[Start of Attachment]

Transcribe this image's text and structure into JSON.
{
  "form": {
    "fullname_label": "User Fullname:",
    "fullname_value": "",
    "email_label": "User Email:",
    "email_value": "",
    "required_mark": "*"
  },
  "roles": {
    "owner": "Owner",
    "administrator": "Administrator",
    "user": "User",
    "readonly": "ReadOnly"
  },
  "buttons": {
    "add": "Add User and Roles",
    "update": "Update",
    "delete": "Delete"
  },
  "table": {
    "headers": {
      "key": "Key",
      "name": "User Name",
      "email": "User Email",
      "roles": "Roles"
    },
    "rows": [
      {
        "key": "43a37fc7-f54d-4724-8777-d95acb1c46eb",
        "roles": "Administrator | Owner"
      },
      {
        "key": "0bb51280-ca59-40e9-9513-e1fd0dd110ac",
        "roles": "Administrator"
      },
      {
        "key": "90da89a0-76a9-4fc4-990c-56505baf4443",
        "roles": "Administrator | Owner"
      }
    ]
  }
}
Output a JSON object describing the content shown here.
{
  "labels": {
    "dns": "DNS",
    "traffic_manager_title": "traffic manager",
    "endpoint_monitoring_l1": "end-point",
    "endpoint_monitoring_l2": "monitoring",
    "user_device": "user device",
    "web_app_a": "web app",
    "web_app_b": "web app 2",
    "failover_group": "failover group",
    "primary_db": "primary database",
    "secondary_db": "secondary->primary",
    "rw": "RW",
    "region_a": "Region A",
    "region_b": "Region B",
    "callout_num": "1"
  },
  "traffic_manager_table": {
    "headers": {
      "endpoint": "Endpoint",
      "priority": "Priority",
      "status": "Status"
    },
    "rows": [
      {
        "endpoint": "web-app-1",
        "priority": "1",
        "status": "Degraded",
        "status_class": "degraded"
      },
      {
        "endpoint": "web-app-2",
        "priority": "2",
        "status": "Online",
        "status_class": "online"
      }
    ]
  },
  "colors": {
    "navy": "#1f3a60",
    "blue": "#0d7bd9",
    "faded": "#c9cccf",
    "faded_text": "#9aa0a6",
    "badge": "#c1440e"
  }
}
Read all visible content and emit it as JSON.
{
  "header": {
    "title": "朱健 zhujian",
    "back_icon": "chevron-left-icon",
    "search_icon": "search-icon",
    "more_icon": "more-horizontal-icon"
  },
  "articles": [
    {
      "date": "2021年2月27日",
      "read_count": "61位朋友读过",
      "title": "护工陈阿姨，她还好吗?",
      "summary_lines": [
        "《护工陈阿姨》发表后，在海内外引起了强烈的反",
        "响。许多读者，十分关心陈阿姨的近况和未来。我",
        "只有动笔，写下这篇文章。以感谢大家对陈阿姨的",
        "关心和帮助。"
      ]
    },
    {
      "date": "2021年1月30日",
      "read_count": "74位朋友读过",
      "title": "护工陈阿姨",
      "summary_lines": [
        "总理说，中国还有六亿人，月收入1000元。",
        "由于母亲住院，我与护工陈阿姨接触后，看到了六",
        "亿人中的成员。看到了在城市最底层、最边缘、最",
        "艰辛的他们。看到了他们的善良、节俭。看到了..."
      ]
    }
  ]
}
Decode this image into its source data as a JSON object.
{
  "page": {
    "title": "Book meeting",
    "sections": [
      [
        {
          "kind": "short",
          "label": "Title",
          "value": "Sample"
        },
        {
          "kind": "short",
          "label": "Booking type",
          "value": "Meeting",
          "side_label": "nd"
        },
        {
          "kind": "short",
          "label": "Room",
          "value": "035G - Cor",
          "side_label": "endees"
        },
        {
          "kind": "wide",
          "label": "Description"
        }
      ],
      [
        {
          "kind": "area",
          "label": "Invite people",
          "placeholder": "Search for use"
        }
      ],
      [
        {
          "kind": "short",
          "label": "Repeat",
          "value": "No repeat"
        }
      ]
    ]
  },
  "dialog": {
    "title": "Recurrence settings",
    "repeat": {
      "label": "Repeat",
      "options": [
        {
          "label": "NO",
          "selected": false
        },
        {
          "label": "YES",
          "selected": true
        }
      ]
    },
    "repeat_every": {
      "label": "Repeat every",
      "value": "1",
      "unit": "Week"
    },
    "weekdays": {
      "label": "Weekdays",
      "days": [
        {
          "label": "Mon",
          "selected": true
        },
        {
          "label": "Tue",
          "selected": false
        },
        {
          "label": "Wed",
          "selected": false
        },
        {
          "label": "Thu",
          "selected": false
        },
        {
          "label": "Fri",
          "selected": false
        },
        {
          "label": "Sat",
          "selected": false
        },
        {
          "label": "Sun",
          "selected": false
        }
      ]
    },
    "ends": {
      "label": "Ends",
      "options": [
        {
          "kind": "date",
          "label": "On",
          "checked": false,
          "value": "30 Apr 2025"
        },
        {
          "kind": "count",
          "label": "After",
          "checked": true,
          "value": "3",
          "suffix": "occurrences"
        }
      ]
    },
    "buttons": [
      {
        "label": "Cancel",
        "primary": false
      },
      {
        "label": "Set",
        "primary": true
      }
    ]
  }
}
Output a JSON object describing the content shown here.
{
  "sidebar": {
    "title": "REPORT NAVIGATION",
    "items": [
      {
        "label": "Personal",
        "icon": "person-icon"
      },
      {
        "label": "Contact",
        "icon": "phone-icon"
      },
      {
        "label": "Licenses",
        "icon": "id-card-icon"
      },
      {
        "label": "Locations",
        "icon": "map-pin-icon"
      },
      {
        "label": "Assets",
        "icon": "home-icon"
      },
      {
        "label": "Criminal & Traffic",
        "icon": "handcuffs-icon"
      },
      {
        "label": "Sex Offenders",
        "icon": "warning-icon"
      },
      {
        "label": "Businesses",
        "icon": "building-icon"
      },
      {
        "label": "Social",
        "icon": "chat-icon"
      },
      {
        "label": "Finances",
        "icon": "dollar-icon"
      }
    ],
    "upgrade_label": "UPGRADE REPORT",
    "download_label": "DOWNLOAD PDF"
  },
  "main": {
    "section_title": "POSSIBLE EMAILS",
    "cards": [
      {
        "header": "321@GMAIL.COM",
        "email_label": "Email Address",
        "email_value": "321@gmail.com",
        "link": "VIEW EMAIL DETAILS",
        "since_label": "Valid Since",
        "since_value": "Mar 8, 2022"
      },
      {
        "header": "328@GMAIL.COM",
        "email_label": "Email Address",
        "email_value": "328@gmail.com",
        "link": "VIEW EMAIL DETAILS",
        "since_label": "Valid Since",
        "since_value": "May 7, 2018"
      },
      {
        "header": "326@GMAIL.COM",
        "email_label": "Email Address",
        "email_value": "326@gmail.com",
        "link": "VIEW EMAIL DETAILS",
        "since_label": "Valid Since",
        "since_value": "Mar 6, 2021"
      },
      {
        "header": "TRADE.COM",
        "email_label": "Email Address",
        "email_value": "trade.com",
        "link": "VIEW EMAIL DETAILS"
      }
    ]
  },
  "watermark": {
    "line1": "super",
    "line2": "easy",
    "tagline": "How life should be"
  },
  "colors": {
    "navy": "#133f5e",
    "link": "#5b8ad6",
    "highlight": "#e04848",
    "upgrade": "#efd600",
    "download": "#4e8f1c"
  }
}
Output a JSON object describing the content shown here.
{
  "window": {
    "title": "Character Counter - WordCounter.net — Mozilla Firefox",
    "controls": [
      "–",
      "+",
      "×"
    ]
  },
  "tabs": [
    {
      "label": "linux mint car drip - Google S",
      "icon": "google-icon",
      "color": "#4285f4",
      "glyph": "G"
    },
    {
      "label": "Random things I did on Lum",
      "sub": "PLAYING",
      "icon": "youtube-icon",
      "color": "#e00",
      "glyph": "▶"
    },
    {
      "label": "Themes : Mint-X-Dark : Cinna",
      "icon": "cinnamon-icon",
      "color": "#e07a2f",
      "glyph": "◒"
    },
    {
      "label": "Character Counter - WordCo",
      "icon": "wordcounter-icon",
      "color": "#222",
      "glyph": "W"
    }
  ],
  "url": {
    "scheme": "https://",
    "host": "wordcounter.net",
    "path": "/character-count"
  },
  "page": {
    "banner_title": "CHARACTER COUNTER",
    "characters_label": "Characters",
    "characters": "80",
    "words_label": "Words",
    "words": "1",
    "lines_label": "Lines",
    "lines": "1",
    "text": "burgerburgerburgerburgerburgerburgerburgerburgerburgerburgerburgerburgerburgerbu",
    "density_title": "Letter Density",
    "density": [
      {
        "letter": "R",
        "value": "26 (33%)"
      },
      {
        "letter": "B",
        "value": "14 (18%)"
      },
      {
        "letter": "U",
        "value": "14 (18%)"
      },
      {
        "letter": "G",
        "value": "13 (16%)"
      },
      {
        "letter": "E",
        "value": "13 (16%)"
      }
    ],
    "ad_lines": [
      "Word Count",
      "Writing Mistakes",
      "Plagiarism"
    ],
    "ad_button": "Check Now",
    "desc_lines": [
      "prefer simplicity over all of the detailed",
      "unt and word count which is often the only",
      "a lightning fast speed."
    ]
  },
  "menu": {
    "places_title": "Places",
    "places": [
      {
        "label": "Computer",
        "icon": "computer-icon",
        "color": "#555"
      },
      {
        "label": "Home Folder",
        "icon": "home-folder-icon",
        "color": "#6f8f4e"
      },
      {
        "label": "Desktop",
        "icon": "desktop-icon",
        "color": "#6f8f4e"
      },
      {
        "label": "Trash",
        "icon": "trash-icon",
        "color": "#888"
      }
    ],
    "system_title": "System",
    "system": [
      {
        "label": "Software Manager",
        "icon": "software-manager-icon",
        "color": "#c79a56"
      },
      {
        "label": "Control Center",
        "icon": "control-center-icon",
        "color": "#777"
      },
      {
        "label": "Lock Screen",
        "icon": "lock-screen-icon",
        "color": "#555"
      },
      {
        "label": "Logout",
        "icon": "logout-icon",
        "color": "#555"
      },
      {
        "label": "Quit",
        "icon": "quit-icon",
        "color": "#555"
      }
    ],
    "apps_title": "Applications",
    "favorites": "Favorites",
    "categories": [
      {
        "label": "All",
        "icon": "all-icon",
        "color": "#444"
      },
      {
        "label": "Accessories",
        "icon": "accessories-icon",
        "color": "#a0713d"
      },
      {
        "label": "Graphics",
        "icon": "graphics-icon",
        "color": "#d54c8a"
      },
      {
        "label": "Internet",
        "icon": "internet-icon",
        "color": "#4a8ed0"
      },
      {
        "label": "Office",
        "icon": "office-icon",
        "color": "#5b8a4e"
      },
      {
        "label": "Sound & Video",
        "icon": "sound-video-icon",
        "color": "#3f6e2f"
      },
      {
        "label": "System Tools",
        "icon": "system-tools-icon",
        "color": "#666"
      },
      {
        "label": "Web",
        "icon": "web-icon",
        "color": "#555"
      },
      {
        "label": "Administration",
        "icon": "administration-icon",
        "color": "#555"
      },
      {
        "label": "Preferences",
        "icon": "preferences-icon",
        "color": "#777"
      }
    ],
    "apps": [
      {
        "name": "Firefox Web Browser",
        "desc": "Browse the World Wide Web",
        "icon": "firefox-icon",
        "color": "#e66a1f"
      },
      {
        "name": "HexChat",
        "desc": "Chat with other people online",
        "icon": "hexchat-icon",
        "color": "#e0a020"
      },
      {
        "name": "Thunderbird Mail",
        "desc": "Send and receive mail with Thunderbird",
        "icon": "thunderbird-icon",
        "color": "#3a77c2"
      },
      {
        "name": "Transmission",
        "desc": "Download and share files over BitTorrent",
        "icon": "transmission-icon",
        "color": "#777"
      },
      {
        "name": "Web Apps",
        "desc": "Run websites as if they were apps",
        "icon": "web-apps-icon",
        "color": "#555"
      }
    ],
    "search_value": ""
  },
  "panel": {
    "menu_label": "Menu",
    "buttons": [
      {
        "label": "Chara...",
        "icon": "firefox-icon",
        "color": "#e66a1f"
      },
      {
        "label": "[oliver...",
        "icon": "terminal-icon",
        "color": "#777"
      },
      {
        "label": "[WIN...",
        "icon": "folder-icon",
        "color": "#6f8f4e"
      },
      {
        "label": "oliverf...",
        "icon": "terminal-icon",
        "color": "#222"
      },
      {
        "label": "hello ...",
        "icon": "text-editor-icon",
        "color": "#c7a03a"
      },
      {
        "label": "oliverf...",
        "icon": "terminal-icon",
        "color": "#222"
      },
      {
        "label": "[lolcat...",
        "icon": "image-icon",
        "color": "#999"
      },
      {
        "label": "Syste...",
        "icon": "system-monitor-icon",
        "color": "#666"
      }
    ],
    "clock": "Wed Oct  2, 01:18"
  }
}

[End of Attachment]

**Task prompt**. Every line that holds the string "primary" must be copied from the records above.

**Task output**.
    "primary_db": "primary database",
    "secondary_db": "secondary->primary",
        "primary": false
        "primary": true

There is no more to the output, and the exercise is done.